**ABOUT THIS TASK:**
Restate all of the entries exactly, each line as it stands.

(Component data from apps and pages)
**********

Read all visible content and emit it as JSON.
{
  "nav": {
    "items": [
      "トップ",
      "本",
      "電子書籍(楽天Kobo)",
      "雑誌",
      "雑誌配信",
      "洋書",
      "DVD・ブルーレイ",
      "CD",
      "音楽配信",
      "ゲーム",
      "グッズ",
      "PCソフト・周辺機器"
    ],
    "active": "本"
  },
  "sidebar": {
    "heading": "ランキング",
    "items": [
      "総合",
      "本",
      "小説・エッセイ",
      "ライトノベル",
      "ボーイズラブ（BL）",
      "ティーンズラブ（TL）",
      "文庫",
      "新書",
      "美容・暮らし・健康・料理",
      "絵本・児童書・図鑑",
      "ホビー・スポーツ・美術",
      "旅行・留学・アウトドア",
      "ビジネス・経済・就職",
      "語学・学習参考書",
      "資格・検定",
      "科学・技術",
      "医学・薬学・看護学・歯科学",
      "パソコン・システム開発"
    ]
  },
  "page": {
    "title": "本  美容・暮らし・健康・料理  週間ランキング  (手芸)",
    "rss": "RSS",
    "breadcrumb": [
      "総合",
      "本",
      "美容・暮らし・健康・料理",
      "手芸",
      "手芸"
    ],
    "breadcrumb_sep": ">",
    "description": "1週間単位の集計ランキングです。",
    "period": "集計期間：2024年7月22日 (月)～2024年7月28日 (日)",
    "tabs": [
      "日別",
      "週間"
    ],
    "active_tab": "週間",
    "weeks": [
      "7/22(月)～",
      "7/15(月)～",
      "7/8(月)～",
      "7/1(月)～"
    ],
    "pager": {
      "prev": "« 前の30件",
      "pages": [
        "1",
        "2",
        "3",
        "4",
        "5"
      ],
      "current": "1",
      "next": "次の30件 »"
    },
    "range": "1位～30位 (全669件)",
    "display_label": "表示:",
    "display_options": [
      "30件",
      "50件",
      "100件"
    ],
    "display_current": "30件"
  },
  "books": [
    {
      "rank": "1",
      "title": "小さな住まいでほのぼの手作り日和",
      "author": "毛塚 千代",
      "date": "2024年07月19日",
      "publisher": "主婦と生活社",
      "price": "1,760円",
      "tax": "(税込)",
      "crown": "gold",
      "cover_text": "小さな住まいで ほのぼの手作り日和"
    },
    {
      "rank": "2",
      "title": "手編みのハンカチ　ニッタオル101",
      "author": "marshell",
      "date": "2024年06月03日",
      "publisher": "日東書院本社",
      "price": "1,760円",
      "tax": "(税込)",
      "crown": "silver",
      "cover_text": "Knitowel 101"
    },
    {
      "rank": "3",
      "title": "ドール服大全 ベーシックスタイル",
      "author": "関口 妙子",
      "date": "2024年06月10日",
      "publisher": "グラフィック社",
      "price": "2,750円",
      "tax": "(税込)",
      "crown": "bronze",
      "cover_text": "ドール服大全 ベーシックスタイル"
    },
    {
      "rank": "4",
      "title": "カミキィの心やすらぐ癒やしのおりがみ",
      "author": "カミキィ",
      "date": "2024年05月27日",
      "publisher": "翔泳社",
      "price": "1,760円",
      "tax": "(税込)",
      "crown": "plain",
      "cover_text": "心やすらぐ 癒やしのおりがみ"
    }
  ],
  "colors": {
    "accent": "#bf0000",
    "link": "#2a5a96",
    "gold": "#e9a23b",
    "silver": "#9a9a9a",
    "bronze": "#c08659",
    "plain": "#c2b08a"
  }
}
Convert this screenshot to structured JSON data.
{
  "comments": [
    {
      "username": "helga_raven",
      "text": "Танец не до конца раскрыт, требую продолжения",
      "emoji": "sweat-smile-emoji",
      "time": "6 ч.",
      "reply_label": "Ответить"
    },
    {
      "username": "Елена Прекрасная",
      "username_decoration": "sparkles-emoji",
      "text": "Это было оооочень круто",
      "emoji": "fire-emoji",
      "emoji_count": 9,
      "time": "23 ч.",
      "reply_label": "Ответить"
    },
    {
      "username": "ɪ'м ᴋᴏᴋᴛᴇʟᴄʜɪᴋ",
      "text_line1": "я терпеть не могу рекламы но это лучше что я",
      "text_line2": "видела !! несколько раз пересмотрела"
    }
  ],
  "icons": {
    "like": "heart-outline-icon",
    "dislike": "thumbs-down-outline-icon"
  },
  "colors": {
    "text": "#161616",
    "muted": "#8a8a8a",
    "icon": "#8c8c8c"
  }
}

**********

**TASK RESULT:**
Read all visible content and emit it as JSON.
{
  "nav": {
    "items": [
      "トップ",
      "本",
      "電子書籍(楽天Kobo)",
      "雑誌",
      "雑誌配信",
      "洋書",
      "DVD・ブルーレイ",
      "CD",
      "音楽配信",
      "ゲーム",
      "グッズ",
      "PCソフト・周辺機器"
    ],
    "active": "本"
  },
  "sidebar": {
    "heading": "ランキング",
    "items": [
      "総合",
      "本",
      "小説・エッセイ",
      "ライトノベル",
      "ボーイズラブ（BL）",
      "ティーンズラブ（TL）",
      "文庫",
      "新書",
      "美容・暮らし・健康・料理",
      "絵本・児童書・図鑑",
      "ホビー・スポーツ・美術",
      "旅行・留学・アウトドア",
      "ビジネス・経済・就職",
      "語学・学習参考書",
      "資格・検定",
      "科学・技術",
      "医学・薬学・看護学・歯科学",
      "パソコン・システム開発"
    ]
  },
  "page": {
    "title": "本  美容・暮らし・健康・料理  週間ランキング  (手芸)",
    "rss": "RSS",
    "breadcrumb": [
      "総合",
      "本",
      "美容・暮らし・健康・料理",
      "手芸",
      "手芸"
    ],
    "breadcrumb_sep": ">",
    "description": "1週間単位の集計ランキングです。",
    "period": "集計期間：2024年7月22日 (月)～2024年7月28日 (日)",
    "tabs": [
      "日別",
      "週間"
    ],
    "active_tab": "週間",
    "weeks": [
      "7/22(月)～",
      "7/15(月)～",
      "7/8(月)～",
      "7/1(月)～"
    ],
    "pager": {
      "prev": "« 前の30件",
      "pages": [
        "1",
        "2",
        "3",
        "4",
        "5"
      ],
      "current": "1",
      "next": "次の30件 »"
    },
    "range": "1位～30位 (全669件)",
    "display_label": "表示:",
    "display_options": [
      "30件",
      "50件",
      "100件"
    ],
    "display_current": "30件"
  },
  "books": [
    {
      "rank": "1",
      "title": "小さな住まいでほのぼの手作り日和",
      "author": "毛塚 千代",
      "date": "2024年07月19日",
      "publisher": "主婦と生活社",
      "price": "1,760円",
      "tax": "(税込)",
      "crown": "gold",
      "cover_text": "小さな住まいで ほのぼの手作り日和"
    },
    {
      "rank": "2",
      "title": "手編みのハンカチ　ニッタオル101",
      "author": "marshell",
      "date": "2024年06月03日",
      "publisher": "日東書院本社",
      "price": "1,760円",
      "tax": "(税込)",
      "crown": "silver",
      "cover_text": "Knitowel 101"
    },
    {
      "rank": "3",
      "title": "ドール服大全 ベーシックスタイル",
      "author": "関口 妙子",
      "date": "2024年06月10日",
      "publisher": "グラフィック社",
      "price": "2,750円",
      "tax": "(税込)",
      "crown": "bronze",
      "cover_text": "ドール服大全 ベーシックスタイル"
    },
    {
      "rank": "4",
      "title": "カミキィの心やすらぐ癒やしのおりがみ",
      "author": "カミキィ",
      "date": "2024年05月27日",
      "publisher": "翔泳社",
      "price": "1,760円",
      "tax": "(税込)",
      "crown": "plain",
      "cover_text": "心やすらぐ 癒やしのおりがみ"
    }
  ],
  "colors": {
    "accent": "#bf0000",
    "link": "#2a5a96",
    "gold": "#e9a23b",
    "silver": "#9a9a9a",
    "bronze": "#c08659",
    "plain": "#c2b08a"
  }
}
Convert this screenshot to structured JSON data.
{
  "comments": [
    {
      "username": "helga_raven",
      "text": "Танец не до конца раскрыт, требую продолжения",
      "emoji": "sweat-smile-emoji",
      "time": "6 ч.",
      "reply_label": "Ответить"
    },
    {
      "username": "Елена Прекрасная",
      "username_decoration": "sparkles-emoji",
      "text": "Это было оооочень круто",
      "emoji": "fire-emoji",
      "emoji_count": 9,
      "time": "23 ч.",
      "reply_label": "Ответить"
    },
    {
      "username": "ɪ'м ᴋᴏᴋᴛᴇʟᴄʜɪᴋ",
      "text_line1": "я терпеть не могу рекламы но это лучше что я",
      "text_line2": "видела !! несколько раз пересмотрела"
    }
  ],
  "icons": {
    "like": "heart-outline-icon",
    "dislike": "thumbs-down-outline-icon"
  },
  "colors": {
    "text": "#161616",
    "muted": "#8a8a8a",
    "icon": "#8c8c8c"
  }
}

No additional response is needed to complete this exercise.